AIM OF THE TASK: Output everything in the listing exactly.

DATA FOR REVIEW:
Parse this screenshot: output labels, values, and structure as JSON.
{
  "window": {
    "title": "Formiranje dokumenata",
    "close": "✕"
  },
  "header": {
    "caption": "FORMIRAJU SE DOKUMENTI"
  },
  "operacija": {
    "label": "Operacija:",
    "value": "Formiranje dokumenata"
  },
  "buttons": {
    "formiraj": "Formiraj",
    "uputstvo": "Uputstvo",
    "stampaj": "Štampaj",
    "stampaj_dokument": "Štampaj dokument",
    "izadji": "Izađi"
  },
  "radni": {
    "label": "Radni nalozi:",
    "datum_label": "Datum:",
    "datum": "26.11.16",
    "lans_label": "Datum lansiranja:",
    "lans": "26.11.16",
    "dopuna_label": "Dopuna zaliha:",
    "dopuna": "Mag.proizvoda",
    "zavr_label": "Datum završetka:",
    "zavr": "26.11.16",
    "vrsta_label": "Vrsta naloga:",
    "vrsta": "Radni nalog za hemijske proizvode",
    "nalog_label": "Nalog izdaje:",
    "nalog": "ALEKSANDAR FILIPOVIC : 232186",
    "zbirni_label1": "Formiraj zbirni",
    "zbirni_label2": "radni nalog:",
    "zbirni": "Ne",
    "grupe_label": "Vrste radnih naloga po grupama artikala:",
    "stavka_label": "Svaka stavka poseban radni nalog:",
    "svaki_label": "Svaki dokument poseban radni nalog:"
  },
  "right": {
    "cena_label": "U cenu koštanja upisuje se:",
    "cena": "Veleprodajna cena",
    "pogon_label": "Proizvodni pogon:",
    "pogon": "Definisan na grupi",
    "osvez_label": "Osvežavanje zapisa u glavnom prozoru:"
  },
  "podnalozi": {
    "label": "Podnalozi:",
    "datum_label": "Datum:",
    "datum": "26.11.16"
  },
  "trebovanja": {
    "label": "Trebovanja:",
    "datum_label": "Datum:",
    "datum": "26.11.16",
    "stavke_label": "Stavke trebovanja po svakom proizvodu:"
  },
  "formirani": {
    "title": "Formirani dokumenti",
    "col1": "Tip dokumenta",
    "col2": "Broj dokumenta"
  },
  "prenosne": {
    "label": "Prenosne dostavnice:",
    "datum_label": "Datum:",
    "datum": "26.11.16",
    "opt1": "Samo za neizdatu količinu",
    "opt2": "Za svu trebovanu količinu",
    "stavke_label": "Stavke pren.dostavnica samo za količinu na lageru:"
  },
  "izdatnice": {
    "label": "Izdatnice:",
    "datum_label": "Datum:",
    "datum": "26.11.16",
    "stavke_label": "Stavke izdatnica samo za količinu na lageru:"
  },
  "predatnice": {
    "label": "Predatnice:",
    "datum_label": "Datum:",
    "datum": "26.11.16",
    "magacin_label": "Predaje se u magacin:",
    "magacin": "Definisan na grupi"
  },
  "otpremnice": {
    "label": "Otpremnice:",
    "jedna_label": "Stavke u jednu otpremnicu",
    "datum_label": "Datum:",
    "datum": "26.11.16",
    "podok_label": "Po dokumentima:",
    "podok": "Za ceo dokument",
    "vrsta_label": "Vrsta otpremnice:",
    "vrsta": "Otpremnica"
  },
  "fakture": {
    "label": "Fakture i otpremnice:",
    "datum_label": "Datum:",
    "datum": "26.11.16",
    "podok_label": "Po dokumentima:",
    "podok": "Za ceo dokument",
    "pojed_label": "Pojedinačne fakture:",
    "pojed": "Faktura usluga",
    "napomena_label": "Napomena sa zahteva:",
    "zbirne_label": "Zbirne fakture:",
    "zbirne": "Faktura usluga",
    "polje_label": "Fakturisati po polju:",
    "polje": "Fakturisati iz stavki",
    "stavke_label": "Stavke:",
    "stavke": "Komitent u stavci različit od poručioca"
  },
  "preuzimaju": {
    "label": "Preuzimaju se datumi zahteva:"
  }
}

RESPONSE AREA:
Parse this screenshot: output labels, values, and structure as JSON.
{
  "window": {
    "title": "Formiranje dokumenata",
    "close": "✕"
  },
  "header": {
    "caption": "FORMIRAJU SE DOKUMENTI"
  },
  "operacija": {
    "label": "Operacija:",
    "value": "Formiranje dokumenata"
  },
  "buttons": {
    "formiraj": "Formiraj",
    "uputstvo": "Uputstvo",
    "stampaj": "Štampaj",
    "stampaj_dokument": "Štampaj dokument",
    "izadji": "Izađi"
  },
  "radni": {
    "label": "Radni nalozi:",
    "datum_label": "Datum:",
    "datum": "26.11.16",
    "lans_label": "Datum lansiranja:",
    "lans": "26.11.16",
    "dopuna_label": "Dopuna zaliha:",
    "dopuna": "Mag.proizvoda",
    "zavr_label": "Datum završetka:",
    "zavr": "26.11.16",
    "vrsta_label": "Vrsta naloga:",
    "vrsta": "Radni nalog za hemijske proizvode",
    "nalog_label": "Nalog izdaje:",
    "nalog": "ALEKSANDAR FILIPOVIC : 232186",
    "zbirni_label1": "Formiraj zbirni",
    "zbirni_label2": "radni nalog:",
    "zbirni": "Ne",
    "grupe_label": "Vrste radnih naloga po grupama artikala:",
    "stavka_label": "Svaka stavka poseban radni nalog:",
    "svaki_label": "Svaki dokument poseban radni nalog:"
  },
  "right": {
    "cena_label": "U cenu koštanja upisuje se:",
    "cena": "Veleprodajna cena",
    "pogon_label": "Proizvodni pogon:",
    "pogon": "Definisan na grupi",
    "osvez_label": "Osvežavanje zapisa u glavnom prozoru:"
  },
  "podnalozi": {
    "label": "Podnalozi:",
    "datum_label": "Datum:",
    "datum": "26.11.16"
  },
  "trebovanja": {
    "label": "Trebovanja:",
    "datum_label": "Datum:",
    "datum": "26.11.16",
    "stavke_label": "Stavke trebovanja po svakom proizvodu:"
  },
  "formirani": {
    "title": "Formirani dokumenti",
    "col1": "Tip dokumenta",
    "col2": "Broj dokumenta"
  },
  "prenosne": {
    "label": "Prenosne dostavnice:",
    "datum_label": "Datum:",
    "datum": "26.11.16",
    "opt1": "Samo za neizdatu količinu",
    "opt2": "Za svu trebovanu količinu",
    "stavke_label": "Stavke pren.dostavnica samo za količinu na lageru:"
  },
  "izdatnice": {
    "label": "Izdatnice:",
    "datum_label": "Datum:",
    "datum": "26.11.16",
    "stavke_label": "Stavke izdatnica samo za količinu na lageru:"
  },
  "predatnice": {
    "label": "Predatnice:",
    "datum_label": "Datum:",
    "datum": "26.11.16",
    "magacin_label": "Predaje se u magacin:",
    "magacin": "Definisan na grupi"
  },
  "otpremnice": {
    "label": "Otpremnice:",
    "jedna_label": "Stavke u jednu otpremnicu",
    "datum_label": "Datum:",
    "datum": "26.11.16",
    "podok_label": "Po dokumentima:",
    "podok": "Za ceo dokument",
    "vrsta_label": "Vrsta otpremnice:",
    "vrsta": "Otpremnica"
  },
  "fakture": {
    "label": "Fakture i otpremnice:",
    "datum_label": "Datum:",
    "datum": "26.11.16",
    "podok_label": "Po dokumentima:",
    "podok": "Za ceo dokument",
    "pojed_label": "Pojedinačne fakture:",
    "pojed": "Faktura usluga",
    "napomena_label": "Napomena sa zahteva:",
    "zbirne_label": "Zbirne fakture:",
    "zbirne": "Faktura usluga",
    "polje_label": "Fakturisati po polju:",
    "polje": "Fakturisati iz stavki",
    "stavke_label": "Stavke:",
    "stavke": "Komitent u stavci različit od poručioca"
  },
  "preuzimaju": {
    "label": "Preuzimaju se datumi zahteva:"
  }
}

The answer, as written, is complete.